## AIM OF THE TASK
Only the line containing "Transcribe this image's" and the lines after it, through the end of the data below, are to be returned, each exactly as it stands.
[[ EXERCISE MATERIAL, beginning ]]
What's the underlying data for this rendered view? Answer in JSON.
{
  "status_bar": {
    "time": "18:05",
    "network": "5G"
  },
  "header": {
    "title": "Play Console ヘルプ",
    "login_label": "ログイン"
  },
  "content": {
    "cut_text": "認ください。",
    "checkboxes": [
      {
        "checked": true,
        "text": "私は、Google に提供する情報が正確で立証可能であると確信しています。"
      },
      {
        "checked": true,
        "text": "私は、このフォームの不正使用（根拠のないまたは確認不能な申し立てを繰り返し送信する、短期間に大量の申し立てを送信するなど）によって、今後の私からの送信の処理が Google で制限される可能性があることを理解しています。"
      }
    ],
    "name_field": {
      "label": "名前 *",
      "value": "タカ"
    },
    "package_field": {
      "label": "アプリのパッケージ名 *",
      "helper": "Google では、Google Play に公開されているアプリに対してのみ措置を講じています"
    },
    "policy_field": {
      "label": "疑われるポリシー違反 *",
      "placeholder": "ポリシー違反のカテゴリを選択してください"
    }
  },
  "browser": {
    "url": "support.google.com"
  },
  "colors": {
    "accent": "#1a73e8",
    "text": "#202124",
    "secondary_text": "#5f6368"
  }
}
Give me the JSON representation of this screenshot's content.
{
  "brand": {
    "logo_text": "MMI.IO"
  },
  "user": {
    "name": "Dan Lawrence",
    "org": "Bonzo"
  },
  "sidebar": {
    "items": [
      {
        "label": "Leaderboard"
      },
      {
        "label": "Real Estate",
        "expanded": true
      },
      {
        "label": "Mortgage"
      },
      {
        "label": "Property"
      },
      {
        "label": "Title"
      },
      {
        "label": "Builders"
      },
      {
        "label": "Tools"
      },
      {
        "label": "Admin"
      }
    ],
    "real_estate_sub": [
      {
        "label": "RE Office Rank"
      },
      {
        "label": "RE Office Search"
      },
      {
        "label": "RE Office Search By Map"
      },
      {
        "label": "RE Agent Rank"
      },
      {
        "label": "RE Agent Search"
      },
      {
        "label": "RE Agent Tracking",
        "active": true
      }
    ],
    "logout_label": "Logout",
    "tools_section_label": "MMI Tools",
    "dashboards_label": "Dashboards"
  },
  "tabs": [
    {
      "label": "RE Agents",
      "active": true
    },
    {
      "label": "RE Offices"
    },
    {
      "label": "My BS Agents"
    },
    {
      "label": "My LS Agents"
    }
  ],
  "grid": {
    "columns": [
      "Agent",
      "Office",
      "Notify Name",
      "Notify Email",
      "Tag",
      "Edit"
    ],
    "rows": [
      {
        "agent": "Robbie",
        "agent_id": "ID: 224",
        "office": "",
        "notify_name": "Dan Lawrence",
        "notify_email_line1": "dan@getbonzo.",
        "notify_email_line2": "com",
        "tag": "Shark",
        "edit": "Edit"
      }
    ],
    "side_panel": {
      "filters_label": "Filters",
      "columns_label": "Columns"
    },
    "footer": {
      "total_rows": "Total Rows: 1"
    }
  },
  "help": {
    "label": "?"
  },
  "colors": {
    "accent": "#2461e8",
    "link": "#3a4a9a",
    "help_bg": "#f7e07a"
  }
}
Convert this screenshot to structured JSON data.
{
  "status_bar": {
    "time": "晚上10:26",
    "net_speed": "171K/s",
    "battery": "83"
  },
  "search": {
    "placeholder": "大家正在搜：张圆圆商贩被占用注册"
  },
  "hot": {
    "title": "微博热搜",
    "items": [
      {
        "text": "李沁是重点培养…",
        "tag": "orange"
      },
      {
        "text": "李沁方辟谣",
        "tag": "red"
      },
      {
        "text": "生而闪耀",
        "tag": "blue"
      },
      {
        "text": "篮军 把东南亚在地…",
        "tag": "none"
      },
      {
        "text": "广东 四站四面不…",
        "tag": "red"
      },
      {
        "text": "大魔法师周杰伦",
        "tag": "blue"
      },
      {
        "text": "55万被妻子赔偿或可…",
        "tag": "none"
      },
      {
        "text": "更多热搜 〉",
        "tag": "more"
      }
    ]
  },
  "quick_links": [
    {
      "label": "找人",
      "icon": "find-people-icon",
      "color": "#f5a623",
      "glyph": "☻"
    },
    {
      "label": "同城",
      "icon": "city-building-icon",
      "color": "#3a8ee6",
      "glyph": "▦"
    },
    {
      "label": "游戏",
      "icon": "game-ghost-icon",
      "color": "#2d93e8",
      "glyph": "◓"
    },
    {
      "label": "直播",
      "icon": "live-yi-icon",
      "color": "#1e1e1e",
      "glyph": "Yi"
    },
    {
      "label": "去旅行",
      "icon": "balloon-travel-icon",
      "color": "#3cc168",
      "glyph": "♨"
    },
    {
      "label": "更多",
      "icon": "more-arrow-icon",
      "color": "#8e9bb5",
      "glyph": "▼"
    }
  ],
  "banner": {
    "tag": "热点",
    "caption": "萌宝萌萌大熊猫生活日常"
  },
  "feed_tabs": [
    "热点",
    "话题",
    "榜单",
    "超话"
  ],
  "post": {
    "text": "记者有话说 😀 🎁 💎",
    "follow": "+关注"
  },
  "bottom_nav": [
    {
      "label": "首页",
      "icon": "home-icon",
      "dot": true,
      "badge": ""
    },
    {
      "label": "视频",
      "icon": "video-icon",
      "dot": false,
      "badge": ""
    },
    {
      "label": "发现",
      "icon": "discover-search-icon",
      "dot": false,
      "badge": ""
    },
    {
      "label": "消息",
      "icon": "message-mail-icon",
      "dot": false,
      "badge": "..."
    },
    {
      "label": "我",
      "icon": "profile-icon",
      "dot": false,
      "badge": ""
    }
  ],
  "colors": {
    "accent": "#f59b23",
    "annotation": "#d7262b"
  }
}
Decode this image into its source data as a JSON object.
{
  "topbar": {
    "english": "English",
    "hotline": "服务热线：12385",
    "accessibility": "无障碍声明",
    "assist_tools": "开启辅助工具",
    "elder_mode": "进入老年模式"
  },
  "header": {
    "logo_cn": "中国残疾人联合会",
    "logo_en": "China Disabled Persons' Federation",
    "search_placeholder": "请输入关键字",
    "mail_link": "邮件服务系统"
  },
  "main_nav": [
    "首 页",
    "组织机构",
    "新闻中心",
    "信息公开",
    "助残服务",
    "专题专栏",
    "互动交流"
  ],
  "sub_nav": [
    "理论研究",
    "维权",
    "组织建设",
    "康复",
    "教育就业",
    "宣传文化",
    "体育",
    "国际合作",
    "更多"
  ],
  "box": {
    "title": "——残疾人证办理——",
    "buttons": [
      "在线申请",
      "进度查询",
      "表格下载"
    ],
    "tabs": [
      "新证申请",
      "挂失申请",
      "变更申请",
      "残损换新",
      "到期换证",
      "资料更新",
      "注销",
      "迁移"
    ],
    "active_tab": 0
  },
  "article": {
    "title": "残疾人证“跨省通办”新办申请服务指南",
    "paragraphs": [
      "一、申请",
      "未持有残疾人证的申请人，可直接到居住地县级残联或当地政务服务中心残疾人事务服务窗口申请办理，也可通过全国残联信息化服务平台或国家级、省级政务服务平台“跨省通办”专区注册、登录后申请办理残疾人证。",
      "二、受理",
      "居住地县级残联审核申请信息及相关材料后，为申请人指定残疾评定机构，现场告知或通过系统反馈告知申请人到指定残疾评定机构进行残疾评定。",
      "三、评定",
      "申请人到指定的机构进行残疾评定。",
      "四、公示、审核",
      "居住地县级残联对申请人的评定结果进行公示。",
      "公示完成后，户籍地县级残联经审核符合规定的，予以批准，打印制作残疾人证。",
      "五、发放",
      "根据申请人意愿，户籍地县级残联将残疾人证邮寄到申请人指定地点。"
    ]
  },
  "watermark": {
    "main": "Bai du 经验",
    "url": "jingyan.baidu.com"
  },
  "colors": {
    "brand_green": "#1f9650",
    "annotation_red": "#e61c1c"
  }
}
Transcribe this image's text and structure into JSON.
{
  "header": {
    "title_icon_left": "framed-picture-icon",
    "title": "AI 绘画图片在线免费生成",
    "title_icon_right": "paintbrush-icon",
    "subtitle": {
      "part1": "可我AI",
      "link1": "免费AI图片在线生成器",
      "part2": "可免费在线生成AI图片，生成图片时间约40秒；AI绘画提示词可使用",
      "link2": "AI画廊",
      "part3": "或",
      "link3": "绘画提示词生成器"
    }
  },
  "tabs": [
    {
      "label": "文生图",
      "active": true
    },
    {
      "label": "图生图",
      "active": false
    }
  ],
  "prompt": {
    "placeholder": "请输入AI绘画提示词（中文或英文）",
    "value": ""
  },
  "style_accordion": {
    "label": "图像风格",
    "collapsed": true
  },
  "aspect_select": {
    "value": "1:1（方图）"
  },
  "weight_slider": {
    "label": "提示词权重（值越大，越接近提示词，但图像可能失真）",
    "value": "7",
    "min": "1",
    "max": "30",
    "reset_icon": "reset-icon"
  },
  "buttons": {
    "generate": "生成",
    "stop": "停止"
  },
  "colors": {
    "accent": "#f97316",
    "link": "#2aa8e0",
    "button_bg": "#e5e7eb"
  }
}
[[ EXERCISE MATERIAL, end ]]
## OUTPUT BELOW
Transcribe this image's text and structure into JSON.
{
  "header": {
    "title_icon_left": "framed-picture-icon",
    "title": "AI 绘画图片在线免费生成",
    "title_icon_right": "paintbrush-icon",
    "subtitle": {
      "part1": "可我AI",
      "link1": "免费AI图片在线生成器",
      "part2": "可免费在线生成AI图片，生成图片时间约40秒；AI绘画提示词可使用",
      "link2": "AI画廊",
      "part3": "或",
      "link3": "绘画提示词生成器"
    }
  },
  "tabs": [
    {
      "label": "文生图",
      "active": true
    },
    {
      "label": "图生图",
      "active": false
    }
  ],
  "prompt": {
    "placeholder": "请输入AI绘画提示词（中文或英文）",
    "value": ""
  },
  "style_accordion": {
    "label": "图像风格",
    "collapsed": true
  },
  "aspect_select": {
    "value": "1:1（方图）"
  },
  "weight_slider": {
    "label": "提示词权重（值越大，越接近提示词，但图像可能失真）",
    "value": "7",
    "min": "1",
    "max": "30",
    "reset_icon": "reset-icon"
  },
  "buttons": {
    "generate": "生成",
    "stop": "停止"
  },
  "colors": {
    "accent": "#f97316",
    "link": "#2aa8e0",
    "button_bg": "#e5e7eb"
  }
}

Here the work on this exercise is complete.